RECORDS FOR PROCESSING =>
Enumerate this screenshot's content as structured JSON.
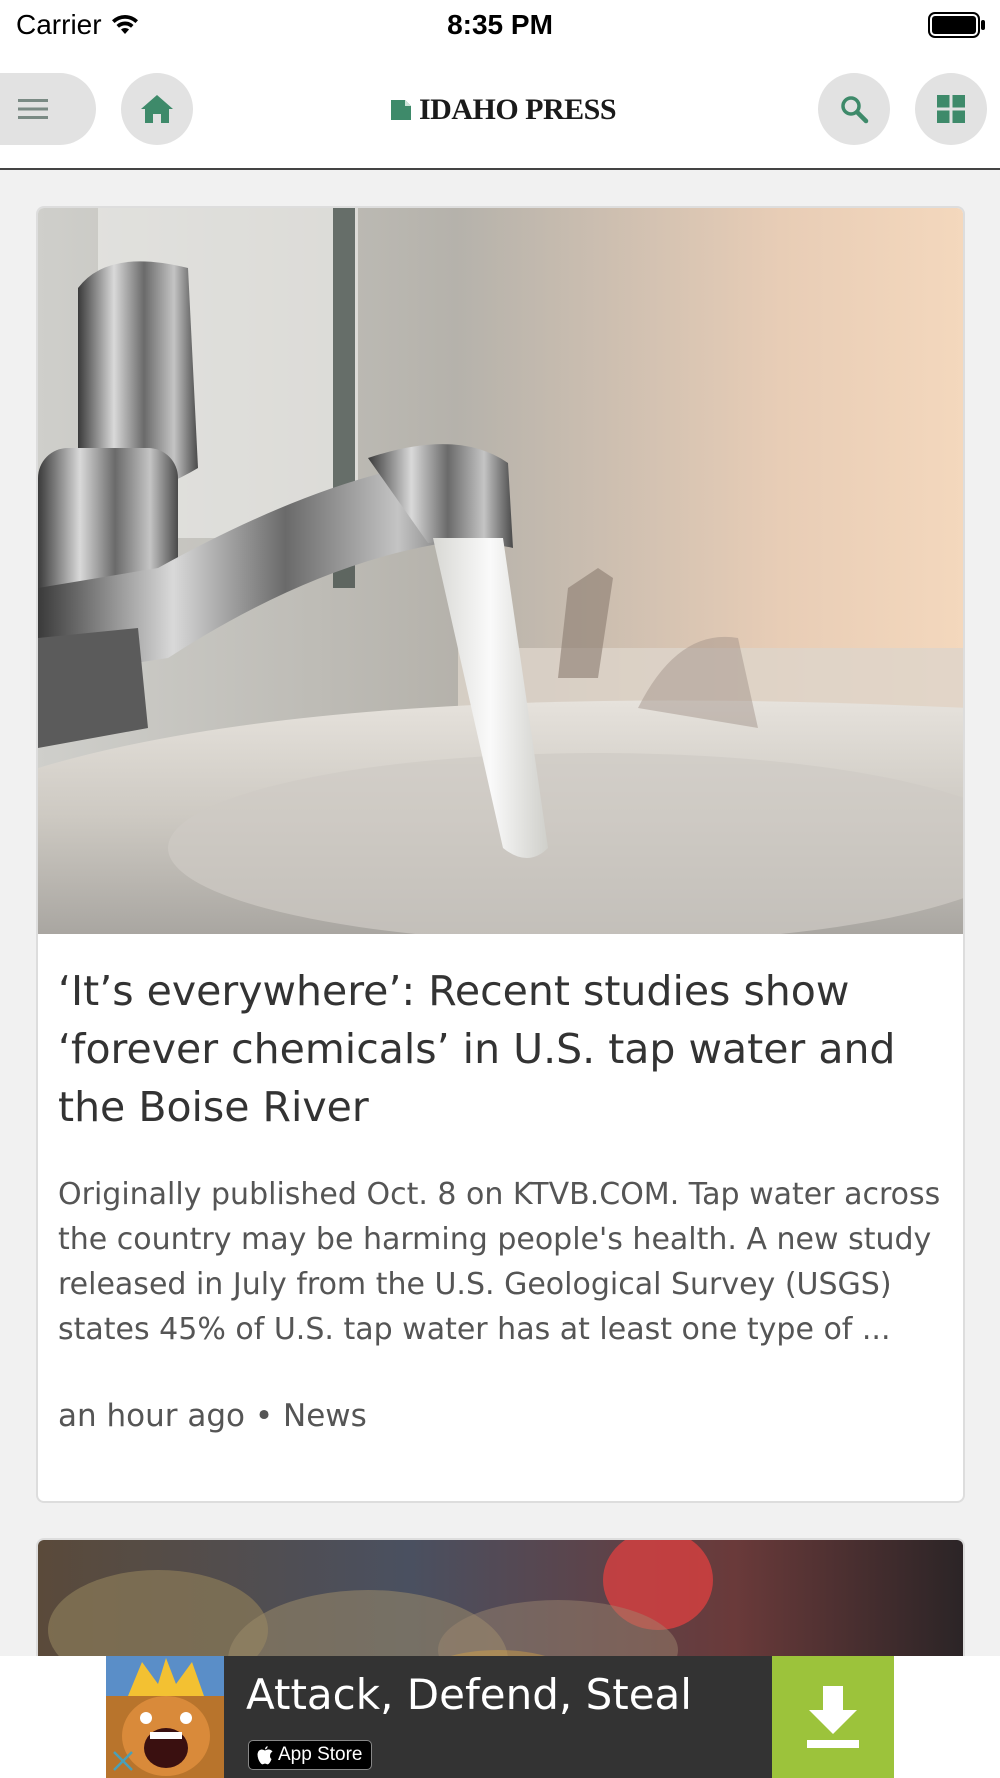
{
  "status_bar": {
    "carrier": "Carrier",
    "time": "8:35 PM"
  },
  "header": {
    "logo_text": "IDAHO PRESS",
    "brand_color": "#3e8a6a",
    "icons": [
      "menu-icon",
      "home-icon",
      "search-icon",
      "grid-icon"
    ]
  },
  "article": {
    "headline": "‘It’s everywhere’: Recent studies show ‘forever chemicals’ in U.S. tap water and the Boise River",
    "summary": "Originally published Oct. 8 on KTVB.COM. Tap water across the country may be harming people's health. A new study released in July from the U.S. Geological Survey (USGS) states 45% of U.S. tap water has at least one type of ...",
    "time": "an hour ago",
    "separator": "•",
    "section": "News",
    "image": "bathroom faucet with running water"
  },
  "ad": {
    "title": "Attack, Defend, Steal",
    "store_label": "App Store",
    "accent_color": "#9cc33b"
  }
}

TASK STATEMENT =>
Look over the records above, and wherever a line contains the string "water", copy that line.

TASK ANSWER =>
    "headline": "‘It’s everywhere’: Recent studies show ‘forever chemicals’ in U.S. tap water and the Boise River",
    "summary": "Originally published Oct. 8 on KTVB.COM. Tap water across the country may be harming people's health. A new study released in July from the U.S. Geological Survey (USGS) states 45% of U.S. tap water has at least one type of ...",
    "image": "bathroom faucet with running water"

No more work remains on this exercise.